I played a lot of Ninja Gaiden in waiting rooms as a kid. I didn’t play Ninja Gaiden Shadow on the Game Boy, but rather the shitty LCD powered handheld Ninja Gaiden released by the Tiger toy company. It was a simple game where I navigated my marionette ninja back and forth across the simple screen and mashed buttons while the small speakers bleeped and blooped. It was cheap and terrible and I loved it.
From the 1970s through the 90s, game and toy companies released electronic handheld versions of popular games such as Pac-Man, Q-Bert, and Contra. They were strange games usually played on LCD screens with hand drawn backgrounds. Using vacuum fluorescent displays, LCD, or LED screens, “the pre-formed art is lit up based on circuits that try to act like the arcade game as much as possible, without using an actual video screen or a even the same programming,” the Internet Archive explained in a blog post.
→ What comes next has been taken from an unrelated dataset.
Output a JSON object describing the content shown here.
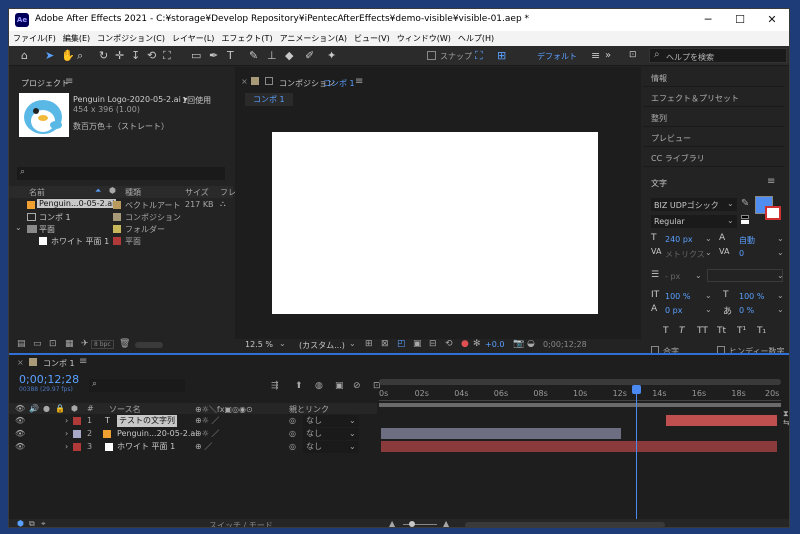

Stop breadboarding and soldering – start making immediately! Adafruit’s Circuit Playground is jam-packed with LEDs, sensors, buttons, alligator clip pads and more. Build projects with Circuit Playground in a few minutes with the drag-and-drop MakeCode programming site, learn computer science using the CS Discoveries class on code.org, jump into CircuitPython to learn Python and hardware together, or even use Arduino IDE. Circuit Playground Express is the newest and best Circuit Playground board, with support for MakeCode, CircuitPython, and Arduino. It has a powerful processor, 10 NeoPixels, mini speaker, InfraRed receive and transmit, two buttons, a switch, 14 alligator clip pads, and lots of sensors: capacitive touch, IR proximity, temperature, light, motion and sound. A whole wide world of electronics and coding is waiting for you, and it fits in the palm of your hand.